(Records from a collection)
------------------------------------

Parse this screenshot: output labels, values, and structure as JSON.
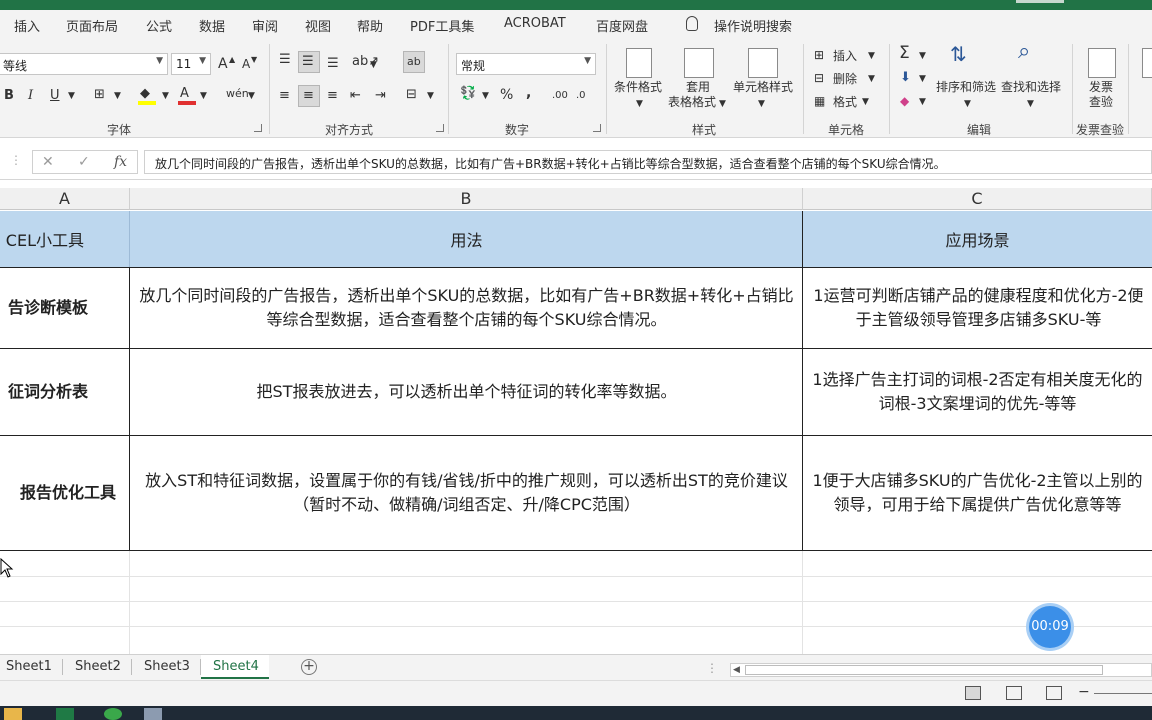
{
  "menu": {
    "tabs": [
      "插入",
      "页面布局",
      "公式",
      "数据",
      "审阅",
      "视图",
      "帮助",
      "PDF工具集",
      "ACROBAT",
      "百度网盘"
    ],
    "tell_me": "操作说明搜索"
  },
  "ribbon": {
    "font": {
      "name": "等线",
      "size": "11",
      "grow": "A",
      "shrink": "A",
      "bold": "B",
      "italic": "I",
      "underline": "U",
      "group_label": "字体"
    },
    "alignment": {
      "group_label": "对齐方式"
    },
    "number": {
      "format": "常规",
      "percent": "%",
      "comma": ",",
      "group_label": "数字"
    },
    "styles": {
      "conditional": "条件格式",
      "table_format": "套用",
      "table_format_2": "表格格式",
      "cell_styles": "单元格样式",
      "group_label": "样式"
    },
    "cells": {
      "insert": "插入",
      "delete": "删除",
      "format": "格式",
      "group_label": "单元格"
    },
    "editing": {
      "sort_filter": "排序和筛选",
      "find_select": "查找和选择",
      "group_label": "编辑"
    },
    "invoice": {
      "label_1": "发票",
      "label_2": "查验",
      "group_label": "发票查验"
    }
  },
  "formula_bar": {
    "fx": "fx",
    "content": "放几个同时间段的广告报告，透析出单个SKU的总数据，比如有广告+BR数据+转化+占销比等综合型数据，适合查看整个店铺的每个SKU综合情况。"
  },
  "sheet": {
    "columns": [
      "A",
      "B",
      "C"
    ],
    "header_row": [
      "CEL小工具",
      "用法",
      "应用场景"
    ],
    "rows": [
      {
        "a": "告诊断模板",
        "b": "放几个同时间段的广告报告，透析出单个SKU的总数据，比如有广告+BR数据+转化+占销比等综合型数据，适合查看整个店铺的每个SKU综合情况。",
        "c": "1运营可判断店铺产品的健康程度和优化方-2便于主管级领导管理多店铺多SKU-等"
      },
      {
        "a": "征词分析表",
        "b": "把ST报表放进去，可以透析出单个特征词的转化率等数据。",
        "c": "1选择广告主打词的词根-2否定有相关度无化的词根-3文案埋词的优先-等等"
      },
      {
        "a": "报告优化工具",
        "b": "放入ST和特征词数据，设置属于你的有钱/省钱/折中的推广规则，可以透析出ST的竞价建议（暂时不动、做精确/词组否定、升/降CPC范围）",
        "c": "1便于大店铺多SKU的广告优化-2主管以上别的领导，可用于给下属提供广告优化意等等"
      }
    ]
  },
  "sheet_tabs": [
    "Sheet1",
    "Sheet2",
    "Sheet3",
    "Sheet4"
  ],
  "active_sheet": "Sheet4",
  "add_sheet": "+",
  "timer": "00:09",
  "colors": {
    "excel_green": "#217346",
    "header_fill": "#bdd7ee",
    "timer_blue": "#3b8fe8"
  }
}
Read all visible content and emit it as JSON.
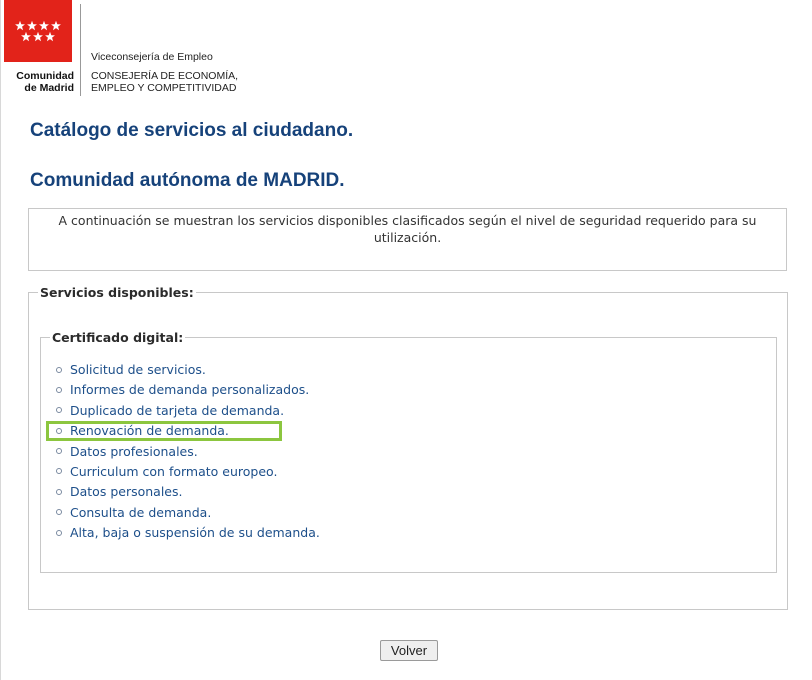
{
  "header": {
    "logo": {
      "text_line1": "Comunidad",
      "text_line2": "de Madrid",
      "flag_color": "#e2231a"
    },
    "department": {
      "subtitle": "Viceconsejería de Empleo",
      "line1": "CONSEJERÍA DE ECONOMÍA,",
      "line2": "EMPLEO Y COMPETITIVIDAD"
    }
  },
  "titles": {
    "catalog": "Catálogo de servicios al ciudadano.",
    "region": "Comunidad autónoma de MADRID."
  },
  "info": {
    "text": "A continuación se muestran los servicios disponibles clasificados según el nivel de seguridad requerido para su utilización."
  },
  "services": {
    "legend": "Servicios disponibles:",
    "certificate": {
      "legend": "Certificado digital:",
      "items": [
        "Solicitud de servicios.",
        "Informes de demanda personalizados.",
        "Duplicado de tarjeta de demanda.",
        "Renovación de demanda.",
        "Datos profesionales.",
        "Curriculum con formato europeo.",
        "Datos personales.",
        "Consulta de demanda.",
        "Alta, baja o suspensión de su demanda."
      ],
      "highlighted_item": "Renovación de demanda.",
      "highlight_color": "#8cc63f"
    }
  },
  "actions": {
    "back_label": "Volver"
  },
  "colors": {
    "title": "#16427a",
    "link": "#1d4f8a"
  }
}
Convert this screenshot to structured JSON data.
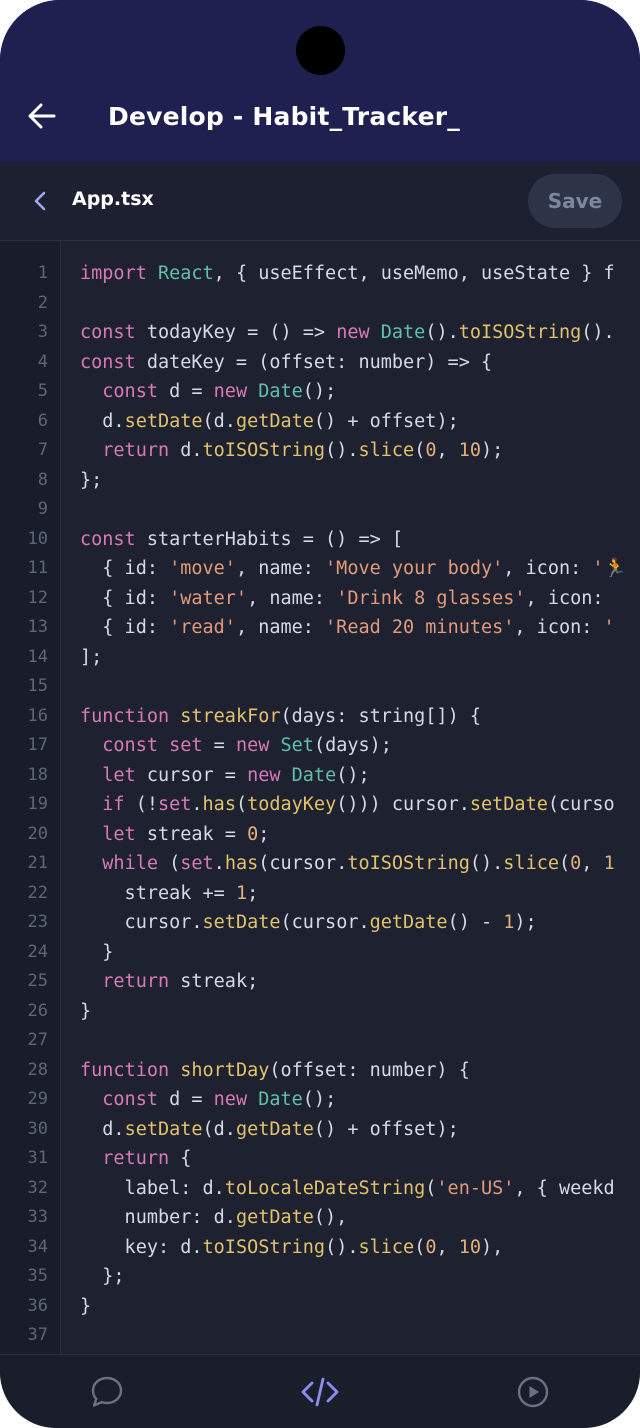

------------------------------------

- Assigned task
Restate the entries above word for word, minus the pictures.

- Exercise response
Parse this screenshot: output labels, values, and structure as JSON.
{
  "menu": {
    "tabs": [
      "插入",
      "页面布局",
      "公式",
      "数据",
      "审阅",
      "视图",
      "帮助",
      "PDF工具集",
      "ACROBAT",
      "百度网盘"
    ],
    "tell_me": "操作说明搜索"
  },
  "ribbon": {
    "font": {
      "name": "等线",
      "size": "11",
      "grow": "A",
      "shrink": "A",
      "bold": "B",
      "italic": "I",
      "underline": "U",
      "group_label": "字体"
    },
    "alignment": {
      "group_label": "对齐方式"
    },
    "number": {
      "format": "常规",
      "percent": "%",
      "comma": ",",
      "group_label": "数字"
    },
    "styles": {
      "conditional": "条件格式",
      "table_format": "套用",
      "table_format_2": "表格格式",
      "cell_styles": "单元格样式",
      "group_label": "样式"
    },
    "cells": {
      "insert": "插入",
      "delete": "删除",
      "format": "格式",
      "group_label": "单元格"
    },
    "editing": {
      "sort_filter": "排序和筛选",
      "find_select": "查找和选择",
      "group_label": "编辑"
    },
    "invoice": {
      "label_1": "发票",
      "label_2": "查验",
      "group_label": "发票查验"
    }
  },
  "formula_bar": {
    "fx": "fx",
    "content": "放几个同时间段的广告报告，透析出单个SKU的总数据，比如有广告+BR数据+转化+占销比等综合型数据，适合查看整个店铺的每个SKU综合情况。"
  },
  "sheet": {
    "columns": [
      "A",
      "B",
      "C"
    ],
    "header_row": [
      "CEL小工具",
      "用法",
      "应用场景"
    ],
    "rows": [
      {
        "a": "告诊断模板",
        "b": "放几个同时间段的广告报告，透析出单个SKU的总数据，比如有广告+BR数据+转化+占销比等综合型数据，适合查看整个店铺的每个SKU综合情况。",
        "c": "1运营可判断店铺产品的健康程度和优化方-2便于主管级领导管理多店铺多SKU-等"
      },
      {
        "a": "征词分析表",
        "b": "把ST报表放进去，可以透析出单个特征词的转化率等数据。",
        "c": "1选择广告主打词的词根-2否定有相关度无化的词根-3文案埋词的优先-等等"
      },
      {
        "a": "报告优化工具",
        "b": "放入ST和特征词数据，设置属于你的有钱/省钱/折中的推广规则，可以透析出ST的竞价建议（暂时不动、做精确/词组否定、升/降CPC范围）",
        "c": "1便于大店铺多SKU的广告优化-2主管以上别的领导，可用于给下属提供广告优化意等等"
      }
    ]
  },
  "sheet_tabs": [
    "Sheet1",
    "Sheet2",
    "Sheet3",
    "Sheet4"
  ],
  "active_sheet": "Sheet4",
  "add_sheet": "+",
  "timer": "00:09",
  "colors": {
    "excel_green": "#217346",
    "header_fill": "#bdd7ee",
    "timer_blue": "#3b8fe8"
  }
}
Read all visible content and emit it as JSON.
{
  "header": {
    "logo": {
      "text_line1": "Comunidad",
      "text_line2": "de Madrid",
      "flag_color": "#e2231a"
    },
    "department": {
      "subtitle": "Viceconsejería de Empleo",
      "line1": "CONSEJERÍA DE ECONOMÍA,",
      "line2": "EMPLEO Y COMPETITIVIDAD"
    }
  },
  "titles": {
    "catalog": "Catálogo de servicios al ciudadano.",
    "region": "Comunidad autónoma de MADRID."
  },
  "info": {
    "text": "A continuación se muestran los servicios disponibles clasificados según el nivel de seguridad requerido para su utilización."
  },
  "services": {
    "legend": "Servicios disponibles:",
    "certificate": {
      "legend": "Certificado digital:",
      "items": [
        "Solicitud de servicios.",
        "Informes de demanda personalizados.",
        "Duplicado de tarjeta de demanda.",
        "Renovación de demanda.",
        "Datos profesionales.",
        "Curriculum con formato europeo.",
        "Datos personales.",
        "Consulta de demanda.",
        "Alta, baja o suspensión de su demanda."
      ],
      "highlighted_item": "Renovación de demanda.",
      "highlight_color": "#8cc63f"
    }
  },
  "actions": {
    "back_label": "Volver"
  },
  "colors": {
    "title": "#16427a",
    "link": "#1d4f8a"
  }
}
Convert this screenshot to structured JSON data.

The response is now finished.